REQUIRED WORK: Here are some entries. Repeat all of them exactly.

•••

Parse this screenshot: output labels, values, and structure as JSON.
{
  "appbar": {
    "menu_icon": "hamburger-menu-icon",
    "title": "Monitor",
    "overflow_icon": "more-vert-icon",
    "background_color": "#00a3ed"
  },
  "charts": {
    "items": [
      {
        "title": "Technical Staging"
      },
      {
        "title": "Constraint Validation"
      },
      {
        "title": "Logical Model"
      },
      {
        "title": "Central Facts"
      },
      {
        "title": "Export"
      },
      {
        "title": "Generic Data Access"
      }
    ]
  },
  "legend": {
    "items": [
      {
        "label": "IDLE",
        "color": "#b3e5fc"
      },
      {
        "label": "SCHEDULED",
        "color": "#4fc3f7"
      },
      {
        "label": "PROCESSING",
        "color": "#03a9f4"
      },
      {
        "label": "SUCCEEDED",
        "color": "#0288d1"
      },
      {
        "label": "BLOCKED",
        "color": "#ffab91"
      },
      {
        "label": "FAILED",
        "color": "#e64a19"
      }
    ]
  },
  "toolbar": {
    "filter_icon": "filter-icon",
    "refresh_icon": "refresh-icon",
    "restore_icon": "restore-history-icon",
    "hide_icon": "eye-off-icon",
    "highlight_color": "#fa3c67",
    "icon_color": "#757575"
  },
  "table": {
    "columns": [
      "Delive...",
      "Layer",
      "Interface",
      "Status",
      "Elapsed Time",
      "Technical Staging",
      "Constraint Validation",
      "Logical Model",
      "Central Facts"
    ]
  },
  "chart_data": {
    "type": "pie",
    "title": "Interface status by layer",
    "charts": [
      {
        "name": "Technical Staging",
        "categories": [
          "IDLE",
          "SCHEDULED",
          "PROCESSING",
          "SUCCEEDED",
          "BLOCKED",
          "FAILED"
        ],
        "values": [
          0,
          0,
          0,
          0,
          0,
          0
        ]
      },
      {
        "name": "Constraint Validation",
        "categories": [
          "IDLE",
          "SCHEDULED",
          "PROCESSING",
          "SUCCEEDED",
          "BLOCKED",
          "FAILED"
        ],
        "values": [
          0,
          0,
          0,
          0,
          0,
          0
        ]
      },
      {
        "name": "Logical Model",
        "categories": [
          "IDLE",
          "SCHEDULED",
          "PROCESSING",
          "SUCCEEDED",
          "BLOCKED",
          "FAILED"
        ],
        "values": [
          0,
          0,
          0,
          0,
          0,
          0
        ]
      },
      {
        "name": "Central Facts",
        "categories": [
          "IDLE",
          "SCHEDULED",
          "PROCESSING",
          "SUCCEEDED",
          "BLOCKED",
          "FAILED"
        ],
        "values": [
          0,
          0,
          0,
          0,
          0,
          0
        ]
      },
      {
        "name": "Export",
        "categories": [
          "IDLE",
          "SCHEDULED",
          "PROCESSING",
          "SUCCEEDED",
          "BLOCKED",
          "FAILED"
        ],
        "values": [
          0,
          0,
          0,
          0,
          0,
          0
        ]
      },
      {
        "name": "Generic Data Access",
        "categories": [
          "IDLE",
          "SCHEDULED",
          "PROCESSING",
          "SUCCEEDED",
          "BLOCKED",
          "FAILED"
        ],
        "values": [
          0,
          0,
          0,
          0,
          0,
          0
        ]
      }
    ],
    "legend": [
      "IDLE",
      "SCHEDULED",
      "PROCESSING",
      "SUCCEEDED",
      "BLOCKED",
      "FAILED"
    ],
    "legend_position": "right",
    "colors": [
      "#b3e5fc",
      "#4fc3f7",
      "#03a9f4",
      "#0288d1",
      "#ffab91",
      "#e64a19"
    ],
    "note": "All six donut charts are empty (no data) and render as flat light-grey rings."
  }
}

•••

WORKED SOLUTION:
Parse this screenshot: output labels, values, and structure as JSON.
{
  "appbar": {
    "menu_icon": "hamburger-menu-icon",
    "title": "Monitor",
    "overflow_icon": "more-vert-icon",
    "background_color": "#00a3ed"
  },
  "charts": {
    "items": [
      {
        "title": "Technical Staging"
      },
      {
        "title": "Constraint Validation"
      },
      {
        "title": "Logical Model"
      },
      {
        "title": "Central Facts"
      },
      {
        "title": "Export"
      },
      {
        "title": "Generic Data Access"
      }
    ]
  },
  "legend": {
    "items": [
      {
        "label": "IDLE",
        "color": "#b3e5fc"
      },
      {
        "label": "SCHEDULED",
        "color": "#4fc3f7"
      },
      {
        "label": "PROCESSING",
        "color": "#03a9f4"
      },
      {
        "label": "SUCCEEDED",
        "color": "#0288d1"
      },
      {
        "label": "BLOCKED",
        "color": "#ffab91"
      },
      {
        "label": "FAILED",
        "color": "#e64a19"
      }
    ]
  },
  "toolbar": {
    "filter_icon": "filter-icon",
    "refresh_icon": "refresh-icon",
    "restore_icon": "restore-history-icon",
    "hide_icon": "eye-off-icon",
    "highlight_color": "#fa3c67",
    "icon_color": "#757575"
  },
  "table": {
    "columns": [
      "Delive...",
      "Layer",
      "Interface",
      "Status",
      "Elapsed Time",
      "Technical Staging",
      "Constraint Validation",
      "Logical Model",
      "Central Facts"
    ]
  },
  "chart_data": {
    "type": "pie",
    "title": "Interface status by layer",
    "charts": [
      {
        "name": "Technical Staging",
        "categories": [
          "IDLE",
          "SCHEDULED",
          "PROCESSING",
          "SUCCEEDED",
          "BLOCKED",
          "FAILED"
        ],
        "values": [
          0,
          0,
          0,
          0,
          0,
          0
        ]
      },
      {
        "name": "Constraint Validation",
        "categories": [
          "IDLE",
          "SCHEDULED",
          "PROCESSING",
          "SUCCEEDED",
          "BLOCKED",
          "FAILED"
        ],
        "values": [
          0,
          0,
          0,
          0,
          0,
          0
        ]
      },
      {
        "name": "Logical Model",
        "categories": [
          "IDLE",
          "SCHEDULED",
          "PROCESSING",
          "SUCCEEDED",
          "BLOCKED",
          "FAILED"
        ],
        "values": [
          0,
          0,
          0,
          0,
          0,
          0
        ]
      },
      {
        "name": "Central Facts",
        "categories": [
          "IDLE",
          "SCHEDULED",
          "PROCESSING",
          "SUCCEEDED",
          "BLOCKED",
          "FAILED"
        ],
        "values": [
          0,
          0,
          0,
          0,
          0,
          0
        ]
      },
      {
        "name": "Export",
        "categories": [
          "IDLE",
          "SCHEDULED",
          "PROCESSING",
          "SUCCEEDED",
          "BLOCKED",
          "FAILED"
        ],
        "values": [
          0,
          0,
          0,
          0,
          0,
          0
        ]
      },
      {
        "name": "Generic Data Access",
        "categories": [
          "IDLE",
          "SCHEDULED",
          "PROCESSING",
          "SUCCEEDED",
          "BLOCKED",
          "FAILED"
        ],
        "values": [
          0,
          0,
          0,
          0,
          0,
          0
        ]
      }
    ],
    "legend": [
      "IDLE",
      "SCHEDULED",
      "PROCESSING",
      "SUCCEEDED",
      "BLOCKED",
      "FAILED"
    ],
    "legend_position": "right",
    "colors": [
      "#b3e5fc",
      "#4fc3f7",
      "#03a9f4",
      "#0288d1",
      "#ffab91",
      "#e64a19"
    ],
    "note": "All six donut charts are empty (no data) and render as flat light-grey rings."
  }
}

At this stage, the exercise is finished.